- TASK TO CARRY OUT
Nothing in the records may be altered; repeat them exactly.

=-=-=

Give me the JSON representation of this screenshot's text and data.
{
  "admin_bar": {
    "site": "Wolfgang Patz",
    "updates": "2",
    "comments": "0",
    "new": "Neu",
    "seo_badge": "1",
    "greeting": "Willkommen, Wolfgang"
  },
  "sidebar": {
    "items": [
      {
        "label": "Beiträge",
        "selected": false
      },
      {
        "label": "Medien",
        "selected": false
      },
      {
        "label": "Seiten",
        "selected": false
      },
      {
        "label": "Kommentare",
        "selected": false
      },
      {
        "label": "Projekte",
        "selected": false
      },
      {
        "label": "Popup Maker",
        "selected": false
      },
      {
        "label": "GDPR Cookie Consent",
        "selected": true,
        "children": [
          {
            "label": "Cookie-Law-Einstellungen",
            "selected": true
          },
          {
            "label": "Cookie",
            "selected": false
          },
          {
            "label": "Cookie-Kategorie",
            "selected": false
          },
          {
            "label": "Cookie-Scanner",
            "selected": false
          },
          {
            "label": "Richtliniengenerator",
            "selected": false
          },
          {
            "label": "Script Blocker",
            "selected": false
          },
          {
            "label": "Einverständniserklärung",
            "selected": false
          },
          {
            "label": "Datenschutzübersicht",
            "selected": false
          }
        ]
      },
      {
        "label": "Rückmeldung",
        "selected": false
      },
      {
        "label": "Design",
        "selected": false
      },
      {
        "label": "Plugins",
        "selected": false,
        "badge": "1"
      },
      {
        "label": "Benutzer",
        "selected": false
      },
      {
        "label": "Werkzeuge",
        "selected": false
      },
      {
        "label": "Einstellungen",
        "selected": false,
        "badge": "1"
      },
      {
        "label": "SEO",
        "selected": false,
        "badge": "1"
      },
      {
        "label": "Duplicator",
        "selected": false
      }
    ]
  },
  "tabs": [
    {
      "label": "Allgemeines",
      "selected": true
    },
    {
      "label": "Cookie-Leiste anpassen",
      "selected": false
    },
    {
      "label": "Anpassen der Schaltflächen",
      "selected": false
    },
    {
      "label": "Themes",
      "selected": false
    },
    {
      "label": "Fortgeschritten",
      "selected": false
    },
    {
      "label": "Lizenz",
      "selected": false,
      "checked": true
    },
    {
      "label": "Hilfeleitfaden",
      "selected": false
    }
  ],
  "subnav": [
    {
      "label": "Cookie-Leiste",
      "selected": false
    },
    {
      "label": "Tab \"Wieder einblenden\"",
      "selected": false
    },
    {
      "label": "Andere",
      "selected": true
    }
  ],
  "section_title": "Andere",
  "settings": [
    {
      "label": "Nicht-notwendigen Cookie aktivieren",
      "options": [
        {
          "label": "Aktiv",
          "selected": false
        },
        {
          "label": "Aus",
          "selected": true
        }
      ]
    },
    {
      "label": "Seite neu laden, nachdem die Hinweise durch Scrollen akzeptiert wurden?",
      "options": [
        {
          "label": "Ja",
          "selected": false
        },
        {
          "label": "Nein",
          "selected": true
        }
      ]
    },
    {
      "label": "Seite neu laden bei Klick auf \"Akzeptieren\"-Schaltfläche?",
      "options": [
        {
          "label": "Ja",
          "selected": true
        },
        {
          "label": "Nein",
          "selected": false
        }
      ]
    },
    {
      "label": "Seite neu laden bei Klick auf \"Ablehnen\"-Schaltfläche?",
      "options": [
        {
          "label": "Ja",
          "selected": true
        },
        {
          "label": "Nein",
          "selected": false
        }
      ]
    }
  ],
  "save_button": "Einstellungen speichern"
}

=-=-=

- FINISHED EXERCISE
Give me the JSON representation of this screenshot's text and data.
{
  "admin_bar": {
    "site": "Wolfgang Patz",
    "updates": "2",
    "comments": "0",
    "new": "Neu",
    "seo_badge": "1",
    "greeting": "Willkommen, Wolfgang"
  },
  "sidebar": {
    "items": [
      {
        "label": "Beiträge",
        "selected": false
      },
      {
        "label": "Medien",
        "selected": false
      },
      {
        "label": "Seiten",
        "selected": false
      },
      {
        "label": "Kommentare",
        "selected": false
      },
      {
        "label": "Projekte",
        "selected": false
      },
      {
        "label": "Popup Maker",
        "selected": false
      },
      {
        "label": "GDPR Cookie Consent",
        "selected": true,
        "children": [
          {
            "label": "Cookie-Law-Einstellungen",
            "selected": true
          },
          {
            "label": "Cookie",
            "selected": false
          },
          {
            "label": "Cookie-Kategorie",
            "selected": false
          },
          {
            "label": "Cookie-Scanner",
            "selected": false
          },
          {
            "label": "Richtliniengenerator",
            "selected": false
          },
          {
            "label": "Script Blocker",
            "selected": false
          },
          {
            "label": "Einverständniserklärung",
            "selected": false
          },
          {
            "label": "Datenschutzübersicht",
            "selected": false
          }
        ]
      },
      {
        "label": "Rückmeldung",
        "selected": false
      },
      {
        "label": "Design",
        "selected": false
      },
      {
        "label": "Plugins",
        "selected": false,
        "badge": "1"
      },
      {
        "label": "Benutzer",
        "selected": false
      },
      {
        "label": "Werkzeuge",
        "selected": false
      },
      {
        "label": "Einstellungen",
        "selected": false,
        "badge": "1"
      },
      {
        "label": "SEO",
        "selected": false,
        "badge": "1"
      },
      {
        "label": "Duplicator",
        "selected": false
      }
    ]
  },
  "tabs": [
    {
      "label": "Allgemeines",
      "selected": true
    },
    {
      "label": "Cookie-Leiste anpassen",
      "selected": false
    },
    {
      "label": "Anpassen der Schaltflächen",
      "selected": false
    },
    {
      "label": "Themes",
      "selected": false
    },
    {
      "label": "Fortgeschritten",
      "selected": false
    },
    {
      "label": "Lizenz",
      "selected": false,
      "checked": true
    },
    {
      "label": "Hilfeleitfaden",
      "selected": false
    }
  ],
  "subnav": [
    {
      "label": "Cookie-Leiste",
      "selected": false
    },
    {
      "label": "Tab \"Wieder einblenden\"",
      "selected": false
    },
    {
      "label": "Andere",
      "selected": true
    }
  ],
  "section_title": "Andere",
  "settings": [
    {
      "label": "Nicht-notwendigen Cookie aktivieren",
      "options": [
        {
          "label": "Aktiv",
          "selected": false
        },
        {
          "label": "Aus",
          "selected": true
        }
      ]
    },
    {
      "label": "Seite neu laden, nachdem die Hinweise durch Scrollen akzeptiert wurden?",
      "options": [
        {
          "label": "Ja",
          "selected": false
        },
        {
          "label": "Nein",
          "selected": true
        }
      ]
    },
    {
      "label": "Seite neu laden bei Klick auf \"Akzeptieren\"-Schaltfläche?",
      "options": [
        {
          "label": "Ja",
          "selected": true
        },
        {
          "label": "Nein",
          "selected": false
        }
      ]
    },
    {
      "label": "Seite neu laden bei Klick auf \"Ablehnen\"-Schaltfläche?",
      "options": [
        {
          "label": "Ja",
          "selected": true
        },
        {
          "label": "Nein",
          "selected": false
        }
      ]
    }
  ],
  "save_button": "Einstellungen speichern"
}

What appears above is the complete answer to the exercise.